* Work task
For the material below, please count the lines containing "into". Reply with the count alone.

* Extracted records
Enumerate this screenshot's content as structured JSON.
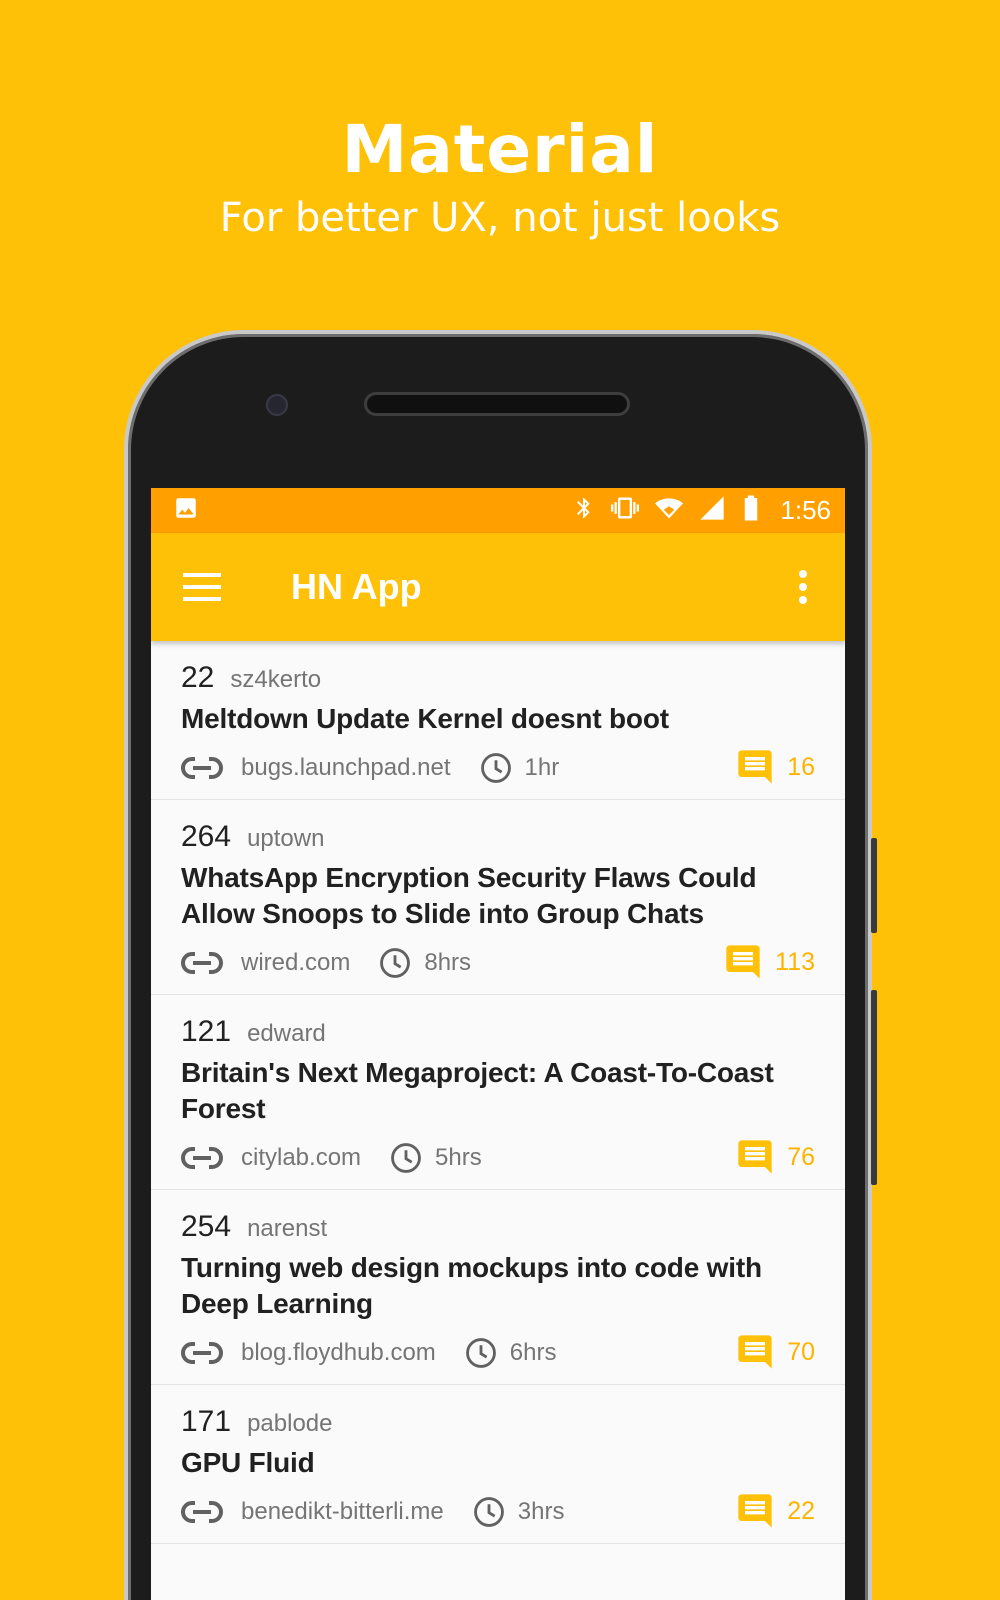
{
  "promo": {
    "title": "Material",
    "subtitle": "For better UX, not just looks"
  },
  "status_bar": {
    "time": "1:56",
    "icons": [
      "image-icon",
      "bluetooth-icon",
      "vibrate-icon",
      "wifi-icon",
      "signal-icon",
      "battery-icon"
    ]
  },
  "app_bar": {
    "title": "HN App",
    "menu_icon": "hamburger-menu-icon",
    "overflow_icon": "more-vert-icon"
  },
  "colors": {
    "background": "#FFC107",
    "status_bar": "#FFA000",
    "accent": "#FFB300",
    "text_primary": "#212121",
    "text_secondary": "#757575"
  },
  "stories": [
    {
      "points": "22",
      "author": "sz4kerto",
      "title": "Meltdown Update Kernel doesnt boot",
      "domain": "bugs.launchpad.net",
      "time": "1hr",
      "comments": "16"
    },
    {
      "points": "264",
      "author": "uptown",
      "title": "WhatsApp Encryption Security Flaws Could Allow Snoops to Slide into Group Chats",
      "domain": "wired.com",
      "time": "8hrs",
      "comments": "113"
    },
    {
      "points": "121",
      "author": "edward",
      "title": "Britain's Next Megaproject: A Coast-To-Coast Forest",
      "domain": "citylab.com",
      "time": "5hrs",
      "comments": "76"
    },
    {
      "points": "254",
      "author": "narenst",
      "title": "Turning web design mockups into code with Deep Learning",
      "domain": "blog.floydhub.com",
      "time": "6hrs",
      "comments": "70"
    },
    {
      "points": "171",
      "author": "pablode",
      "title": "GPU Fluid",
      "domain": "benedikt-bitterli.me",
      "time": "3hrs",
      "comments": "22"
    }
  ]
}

* Written answer
2